This dismissal of broad-based learning, however, comes from a fundamental misreading of the facts — and puts America on a dangerously narrow path for the future.

Zakaria’s critical error lies in his pivot from “liberal education” to what he asserts makes for a success in the global economy.

He cites the following as example elements of a liberal education: anthropology, English, philosophy, ancient Greek, psychology, and sociology. No disagreement there.

And he cites the following as example characteristics of a strong workforce: innovation, entrepreneurship, critical thinking, creativity, flexibility, social skill, confidence, self-esteem, problem solving, critical thinking, writing, design, marketing, and social networking. “Critical thinking is, in the end, the only way to protect American jobs,” he claims. Again, no disagreement.

Zakaria goes astray, however, in his inability to show liberal education as the better path to the important workplace characteristics he touts. These characteristics emerge as likely from a “technical” education as from a “liberal” one.

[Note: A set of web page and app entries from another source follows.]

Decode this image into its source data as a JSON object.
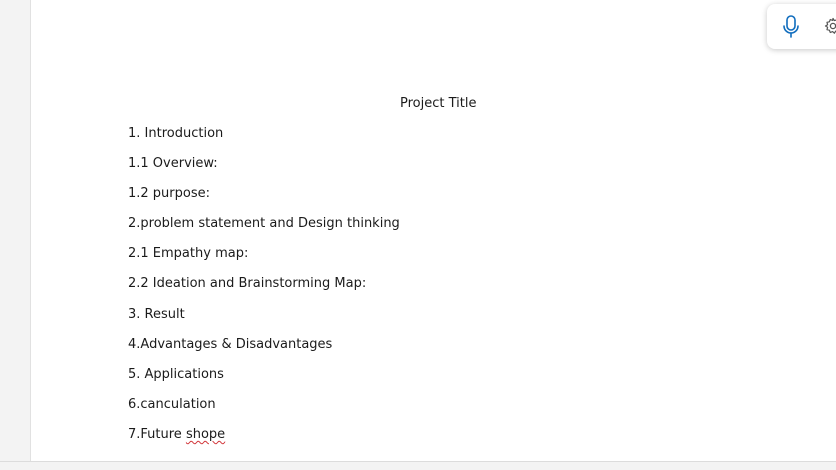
{
  "document": {
    "title": "Project Title",
    "lines": [
      {
        "text": "1. Introduction"
      },
      {
        "text": "1.1 Overview:"
      },
      {
        "text": "1.2 purpose:"
      },
      {
        "text": "2.problem statement and Design thinking"
      },
      {
        "text": "2.1 Empathy map:"
      },
      {
        "text": "2.2 Ideation and Brainstorming Map:"
      },
      {
        "text": "3. Result"
      },
      {
        "text": "4.Advantages & Disadvantages"
      },
      {
        "text": "5. Applications"
      },
      {
        "text": "6.canculation"
      },
      {
        "text_prefix": "7.Future ",
        "text_misspelled": "shope"
      }
    ]
  },
  "dictation": {
    "mic_icon": "microphone-icon",
    "settings_icon": "gear-icon",
    "accent_color": "#0f6cbd"
  },
  "status_bar": {
    "text": ""
  }
}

So, let the job market speak. Arguably, in today’s economy, technical jobs offer more openings and command better compensation than liberal ones (absolutely no substance slight to the latter intended). Look to medicine. Look to finance. Look to the biological and information sciences.

But should preparation for the workforce drive education’s primary purpose?

No less an authority than ASCD weighs in. Formerly the Association for Supervision and Curriculum Development, ASCD serves as “global leader in developing and delivering innovative programs, products, and services that empower educators to support the success of each learner.” In a July 2012 article “What is the Purpose of Education?,” they write:

In the United States, historically, the purpose of education has evolved according to the needs of society. Education’s primary purpose has ranged from instructing youth in religious doctrine, to preparing them to live in a democracy, to assimilating immigrants into mainstream society, to preparing workers for the industrialized 20th century workplace.

And now, as educators prepare young people for their futures in a world that is rapidly changing, what is the goal? To create adults who can compete in a global economy? To create lifelong learners? To create emotionally healthy adults who can engage in meaningful relationships?


Consider the skills that make one successful in the workplace. Critical thinking. Problem solving. Creativity. Teamwork. Communication. Unquestionably, these same skills form the foundation to rapidly change. To globally compete. To continually learn. To meaningfully relate.

Sadly, workplace success offers a tenuous hold in the current economy. A liberal education educates. It fascinates. But as an on-ramp to the workforce, its risk outweighs its reward.

“Job” may sound mundane. But try to imagine a more enabling power. A job puts water in our bodies. Food in our stomachs. A roof over our heads. Medicine in our cabinets. A job–at present, the province of the technical and not the liberal–provides the security and stability to contribute to family, community, and society in the most aspirational of manners.